(Data begins)
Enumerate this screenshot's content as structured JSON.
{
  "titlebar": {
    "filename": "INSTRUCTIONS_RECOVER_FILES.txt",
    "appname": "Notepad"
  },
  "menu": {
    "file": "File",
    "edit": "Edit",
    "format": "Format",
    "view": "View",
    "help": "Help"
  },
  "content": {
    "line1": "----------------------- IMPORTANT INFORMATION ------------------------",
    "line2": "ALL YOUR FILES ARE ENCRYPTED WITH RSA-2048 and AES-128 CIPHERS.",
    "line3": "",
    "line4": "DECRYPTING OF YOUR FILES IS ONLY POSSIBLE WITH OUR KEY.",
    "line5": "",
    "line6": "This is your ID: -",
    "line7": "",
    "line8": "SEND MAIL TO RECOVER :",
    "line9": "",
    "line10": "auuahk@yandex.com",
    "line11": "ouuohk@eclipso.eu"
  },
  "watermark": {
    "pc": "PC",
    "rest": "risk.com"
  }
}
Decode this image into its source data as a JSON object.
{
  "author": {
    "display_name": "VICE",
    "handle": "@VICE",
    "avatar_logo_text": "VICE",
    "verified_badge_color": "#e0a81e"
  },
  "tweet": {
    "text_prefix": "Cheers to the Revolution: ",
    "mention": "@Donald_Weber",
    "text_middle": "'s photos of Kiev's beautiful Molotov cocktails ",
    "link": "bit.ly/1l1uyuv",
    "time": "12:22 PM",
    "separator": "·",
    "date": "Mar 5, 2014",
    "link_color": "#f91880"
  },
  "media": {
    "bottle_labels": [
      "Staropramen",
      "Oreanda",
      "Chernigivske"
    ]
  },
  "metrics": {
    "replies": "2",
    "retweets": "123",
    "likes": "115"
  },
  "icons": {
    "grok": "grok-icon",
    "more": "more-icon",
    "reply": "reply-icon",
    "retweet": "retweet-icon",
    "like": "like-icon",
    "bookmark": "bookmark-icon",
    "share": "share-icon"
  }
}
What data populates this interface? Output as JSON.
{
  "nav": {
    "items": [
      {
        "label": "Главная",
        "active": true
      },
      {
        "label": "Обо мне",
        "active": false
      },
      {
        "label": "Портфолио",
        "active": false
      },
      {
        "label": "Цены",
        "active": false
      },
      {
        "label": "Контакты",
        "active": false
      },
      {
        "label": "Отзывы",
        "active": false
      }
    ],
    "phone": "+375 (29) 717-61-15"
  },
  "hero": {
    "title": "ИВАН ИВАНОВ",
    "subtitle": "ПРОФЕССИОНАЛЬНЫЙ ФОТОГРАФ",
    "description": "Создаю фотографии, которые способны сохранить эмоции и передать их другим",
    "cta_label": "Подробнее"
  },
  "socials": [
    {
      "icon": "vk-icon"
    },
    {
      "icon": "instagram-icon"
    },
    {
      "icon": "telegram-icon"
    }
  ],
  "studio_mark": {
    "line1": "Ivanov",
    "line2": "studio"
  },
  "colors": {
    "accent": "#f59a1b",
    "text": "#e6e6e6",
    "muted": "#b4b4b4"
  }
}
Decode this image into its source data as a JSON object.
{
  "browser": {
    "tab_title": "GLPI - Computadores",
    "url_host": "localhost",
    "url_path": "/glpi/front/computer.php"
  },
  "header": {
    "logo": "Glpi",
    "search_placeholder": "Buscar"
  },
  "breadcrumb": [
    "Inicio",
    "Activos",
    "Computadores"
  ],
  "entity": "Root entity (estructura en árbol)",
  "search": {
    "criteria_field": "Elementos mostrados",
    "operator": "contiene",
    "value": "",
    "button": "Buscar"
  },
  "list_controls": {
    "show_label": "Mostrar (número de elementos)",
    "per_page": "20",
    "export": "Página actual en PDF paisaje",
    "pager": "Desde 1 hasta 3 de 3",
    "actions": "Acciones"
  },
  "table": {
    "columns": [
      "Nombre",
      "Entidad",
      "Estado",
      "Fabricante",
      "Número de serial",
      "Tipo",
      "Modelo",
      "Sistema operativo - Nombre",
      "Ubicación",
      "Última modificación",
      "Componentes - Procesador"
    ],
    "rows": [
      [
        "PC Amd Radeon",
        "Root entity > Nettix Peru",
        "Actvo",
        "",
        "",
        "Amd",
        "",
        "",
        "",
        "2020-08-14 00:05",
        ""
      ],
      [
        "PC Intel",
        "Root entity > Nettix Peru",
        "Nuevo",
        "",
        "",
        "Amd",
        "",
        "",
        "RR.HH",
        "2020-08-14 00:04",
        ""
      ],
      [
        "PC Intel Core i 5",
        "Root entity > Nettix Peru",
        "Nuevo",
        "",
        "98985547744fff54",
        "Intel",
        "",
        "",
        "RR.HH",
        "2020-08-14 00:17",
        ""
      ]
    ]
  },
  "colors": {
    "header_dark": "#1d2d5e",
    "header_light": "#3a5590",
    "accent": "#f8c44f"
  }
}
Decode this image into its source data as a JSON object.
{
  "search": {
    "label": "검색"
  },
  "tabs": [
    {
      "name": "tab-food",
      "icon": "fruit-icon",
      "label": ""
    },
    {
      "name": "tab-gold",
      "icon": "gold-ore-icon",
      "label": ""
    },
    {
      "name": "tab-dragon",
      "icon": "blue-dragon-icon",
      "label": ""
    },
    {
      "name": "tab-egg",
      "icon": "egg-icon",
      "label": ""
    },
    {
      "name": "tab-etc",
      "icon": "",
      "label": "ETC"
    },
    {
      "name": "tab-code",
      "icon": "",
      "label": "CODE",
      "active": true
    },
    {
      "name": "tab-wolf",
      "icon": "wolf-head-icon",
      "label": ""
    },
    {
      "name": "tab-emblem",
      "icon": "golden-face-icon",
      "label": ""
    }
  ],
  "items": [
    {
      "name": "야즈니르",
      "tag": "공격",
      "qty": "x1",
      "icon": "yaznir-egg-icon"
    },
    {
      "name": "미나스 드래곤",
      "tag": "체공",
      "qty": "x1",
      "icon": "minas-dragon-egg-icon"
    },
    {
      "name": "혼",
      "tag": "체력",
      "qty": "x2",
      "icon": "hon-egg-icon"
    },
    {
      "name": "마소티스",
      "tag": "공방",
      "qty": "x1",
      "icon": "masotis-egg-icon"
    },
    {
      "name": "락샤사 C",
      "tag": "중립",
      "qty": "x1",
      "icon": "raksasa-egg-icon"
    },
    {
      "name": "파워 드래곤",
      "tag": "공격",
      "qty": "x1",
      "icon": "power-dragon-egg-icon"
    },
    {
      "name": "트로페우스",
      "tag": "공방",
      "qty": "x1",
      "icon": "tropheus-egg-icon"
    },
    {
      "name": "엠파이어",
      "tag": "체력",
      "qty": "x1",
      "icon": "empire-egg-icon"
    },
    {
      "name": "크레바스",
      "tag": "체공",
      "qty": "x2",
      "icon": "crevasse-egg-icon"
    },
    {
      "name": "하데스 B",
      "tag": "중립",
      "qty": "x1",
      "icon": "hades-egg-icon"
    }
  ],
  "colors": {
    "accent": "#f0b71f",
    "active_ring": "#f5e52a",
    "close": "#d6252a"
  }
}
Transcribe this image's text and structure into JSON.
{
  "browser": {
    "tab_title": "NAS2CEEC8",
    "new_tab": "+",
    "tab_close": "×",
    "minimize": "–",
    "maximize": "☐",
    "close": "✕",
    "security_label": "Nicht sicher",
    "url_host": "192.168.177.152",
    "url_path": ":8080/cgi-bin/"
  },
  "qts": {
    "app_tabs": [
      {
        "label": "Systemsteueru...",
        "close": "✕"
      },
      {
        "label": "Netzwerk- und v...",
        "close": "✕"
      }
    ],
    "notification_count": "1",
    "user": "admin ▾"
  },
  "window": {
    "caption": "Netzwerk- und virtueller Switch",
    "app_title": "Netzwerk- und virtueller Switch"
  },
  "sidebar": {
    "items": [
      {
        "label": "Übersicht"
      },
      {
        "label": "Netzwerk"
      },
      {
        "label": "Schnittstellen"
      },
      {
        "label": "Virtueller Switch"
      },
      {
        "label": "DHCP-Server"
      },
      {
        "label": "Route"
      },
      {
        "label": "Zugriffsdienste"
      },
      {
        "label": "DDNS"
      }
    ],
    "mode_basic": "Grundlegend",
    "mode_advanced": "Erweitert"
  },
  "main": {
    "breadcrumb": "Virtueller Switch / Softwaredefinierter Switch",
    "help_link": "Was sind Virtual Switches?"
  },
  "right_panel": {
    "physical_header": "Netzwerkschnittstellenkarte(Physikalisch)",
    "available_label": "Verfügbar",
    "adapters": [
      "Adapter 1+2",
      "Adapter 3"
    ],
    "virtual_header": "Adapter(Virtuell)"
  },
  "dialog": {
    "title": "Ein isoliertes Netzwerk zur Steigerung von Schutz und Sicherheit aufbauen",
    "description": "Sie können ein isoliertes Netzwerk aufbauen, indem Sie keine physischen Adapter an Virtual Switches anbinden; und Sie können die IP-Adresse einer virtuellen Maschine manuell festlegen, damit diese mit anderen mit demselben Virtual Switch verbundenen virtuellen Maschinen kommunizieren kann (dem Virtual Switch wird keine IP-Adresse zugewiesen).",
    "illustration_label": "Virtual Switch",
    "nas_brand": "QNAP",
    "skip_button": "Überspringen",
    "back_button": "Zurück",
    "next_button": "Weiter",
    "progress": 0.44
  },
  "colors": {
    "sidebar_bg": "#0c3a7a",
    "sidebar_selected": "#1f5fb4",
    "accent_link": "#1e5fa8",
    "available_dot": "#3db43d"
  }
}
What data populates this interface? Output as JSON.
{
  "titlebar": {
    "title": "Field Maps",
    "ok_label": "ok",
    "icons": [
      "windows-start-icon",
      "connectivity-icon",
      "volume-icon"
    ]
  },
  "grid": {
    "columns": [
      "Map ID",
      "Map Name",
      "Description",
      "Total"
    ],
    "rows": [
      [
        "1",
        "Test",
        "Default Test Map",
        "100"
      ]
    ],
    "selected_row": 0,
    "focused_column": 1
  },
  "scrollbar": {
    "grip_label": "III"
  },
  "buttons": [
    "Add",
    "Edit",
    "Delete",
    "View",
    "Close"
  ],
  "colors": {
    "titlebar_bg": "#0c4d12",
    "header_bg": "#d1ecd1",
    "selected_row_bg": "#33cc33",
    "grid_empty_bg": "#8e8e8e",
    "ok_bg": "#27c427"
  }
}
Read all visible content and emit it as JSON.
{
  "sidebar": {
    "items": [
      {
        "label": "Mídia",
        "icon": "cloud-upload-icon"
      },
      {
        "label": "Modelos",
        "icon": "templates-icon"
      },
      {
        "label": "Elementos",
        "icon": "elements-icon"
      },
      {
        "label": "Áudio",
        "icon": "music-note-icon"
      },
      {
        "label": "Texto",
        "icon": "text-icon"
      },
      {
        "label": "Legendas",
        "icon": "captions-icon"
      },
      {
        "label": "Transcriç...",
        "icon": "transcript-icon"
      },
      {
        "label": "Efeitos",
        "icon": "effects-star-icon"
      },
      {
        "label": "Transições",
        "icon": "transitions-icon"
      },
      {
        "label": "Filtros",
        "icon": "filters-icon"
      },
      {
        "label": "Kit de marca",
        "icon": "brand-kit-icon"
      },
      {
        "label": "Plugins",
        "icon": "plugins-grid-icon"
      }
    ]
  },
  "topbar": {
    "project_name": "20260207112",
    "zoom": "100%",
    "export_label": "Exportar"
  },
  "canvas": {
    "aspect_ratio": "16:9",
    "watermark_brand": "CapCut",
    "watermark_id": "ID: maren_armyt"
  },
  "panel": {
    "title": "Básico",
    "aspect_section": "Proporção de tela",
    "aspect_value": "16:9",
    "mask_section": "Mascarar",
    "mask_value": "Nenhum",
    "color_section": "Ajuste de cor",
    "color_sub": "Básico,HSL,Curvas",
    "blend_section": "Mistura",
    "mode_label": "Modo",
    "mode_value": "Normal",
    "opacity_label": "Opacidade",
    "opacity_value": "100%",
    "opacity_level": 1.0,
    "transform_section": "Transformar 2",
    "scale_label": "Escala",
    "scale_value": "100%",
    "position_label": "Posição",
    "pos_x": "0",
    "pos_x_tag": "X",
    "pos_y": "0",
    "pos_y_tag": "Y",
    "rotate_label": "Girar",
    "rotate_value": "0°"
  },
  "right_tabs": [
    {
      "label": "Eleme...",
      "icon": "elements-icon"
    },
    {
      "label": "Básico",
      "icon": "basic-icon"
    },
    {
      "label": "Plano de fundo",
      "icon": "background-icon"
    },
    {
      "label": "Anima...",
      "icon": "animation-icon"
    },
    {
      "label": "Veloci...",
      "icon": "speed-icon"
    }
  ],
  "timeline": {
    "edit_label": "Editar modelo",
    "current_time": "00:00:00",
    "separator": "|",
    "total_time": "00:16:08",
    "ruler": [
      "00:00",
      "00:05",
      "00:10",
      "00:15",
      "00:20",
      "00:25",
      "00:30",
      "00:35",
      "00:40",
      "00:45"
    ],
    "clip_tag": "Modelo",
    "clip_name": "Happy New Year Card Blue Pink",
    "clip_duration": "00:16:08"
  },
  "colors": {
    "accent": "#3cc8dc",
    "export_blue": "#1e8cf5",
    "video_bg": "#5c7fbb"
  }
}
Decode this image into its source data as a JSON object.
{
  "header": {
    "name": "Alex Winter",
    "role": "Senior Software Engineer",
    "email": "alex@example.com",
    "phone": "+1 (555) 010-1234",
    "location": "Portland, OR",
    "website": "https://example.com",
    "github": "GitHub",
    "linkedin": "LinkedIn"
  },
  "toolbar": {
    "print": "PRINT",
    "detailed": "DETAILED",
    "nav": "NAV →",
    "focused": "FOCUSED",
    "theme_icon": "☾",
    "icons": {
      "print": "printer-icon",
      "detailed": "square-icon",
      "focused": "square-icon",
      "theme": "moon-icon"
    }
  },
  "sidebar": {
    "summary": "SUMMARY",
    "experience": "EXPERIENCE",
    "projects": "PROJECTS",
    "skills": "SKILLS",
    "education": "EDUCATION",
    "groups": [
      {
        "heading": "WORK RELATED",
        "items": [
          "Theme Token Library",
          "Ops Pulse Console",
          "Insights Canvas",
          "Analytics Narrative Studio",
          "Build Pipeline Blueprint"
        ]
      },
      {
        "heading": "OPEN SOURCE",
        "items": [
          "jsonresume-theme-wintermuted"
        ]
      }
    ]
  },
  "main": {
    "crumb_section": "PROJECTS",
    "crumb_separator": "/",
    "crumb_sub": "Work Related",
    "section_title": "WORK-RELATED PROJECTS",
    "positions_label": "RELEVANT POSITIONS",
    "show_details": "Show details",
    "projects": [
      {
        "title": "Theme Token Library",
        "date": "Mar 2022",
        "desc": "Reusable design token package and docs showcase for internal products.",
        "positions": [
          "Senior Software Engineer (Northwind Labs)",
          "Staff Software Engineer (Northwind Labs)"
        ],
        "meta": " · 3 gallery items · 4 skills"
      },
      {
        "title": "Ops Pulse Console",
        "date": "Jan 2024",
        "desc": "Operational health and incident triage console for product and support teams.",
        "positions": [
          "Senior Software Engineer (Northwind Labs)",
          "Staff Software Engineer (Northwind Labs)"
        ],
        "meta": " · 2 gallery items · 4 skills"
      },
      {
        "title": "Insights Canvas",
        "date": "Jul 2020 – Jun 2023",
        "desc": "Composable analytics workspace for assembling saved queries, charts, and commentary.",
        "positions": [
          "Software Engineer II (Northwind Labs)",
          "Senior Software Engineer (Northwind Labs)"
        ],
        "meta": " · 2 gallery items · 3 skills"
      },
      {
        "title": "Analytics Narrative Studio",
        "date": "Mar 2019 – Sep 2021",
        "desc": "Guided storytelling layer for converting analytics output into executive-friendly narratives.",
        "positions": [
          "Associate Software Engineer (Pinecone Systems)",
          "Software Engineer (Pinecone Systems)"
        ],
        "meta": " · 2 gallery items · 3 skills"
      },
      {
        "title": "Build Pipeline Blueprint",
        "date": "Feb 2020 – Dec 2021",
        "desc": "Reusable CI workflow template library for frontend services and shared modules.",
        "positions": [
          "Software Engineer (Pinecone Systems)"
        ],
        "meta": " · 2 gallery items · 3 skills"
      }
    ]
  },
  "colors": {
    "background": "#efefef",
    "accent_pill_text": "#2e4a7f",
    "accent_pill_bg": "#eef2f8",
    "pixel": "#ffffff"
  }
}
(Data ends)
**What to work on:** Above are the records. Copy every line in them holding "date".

**Solved exercise:**
    "date": "Mar 5, 2014",
        "date": "Mar 2022",
        "date": "Jan 2024",
        "date": "Jul 2020 – Jun 2023",
        "date": "Mar 2019 – Sep 2021",
        "date": "Feb 2020 – Dec 2021",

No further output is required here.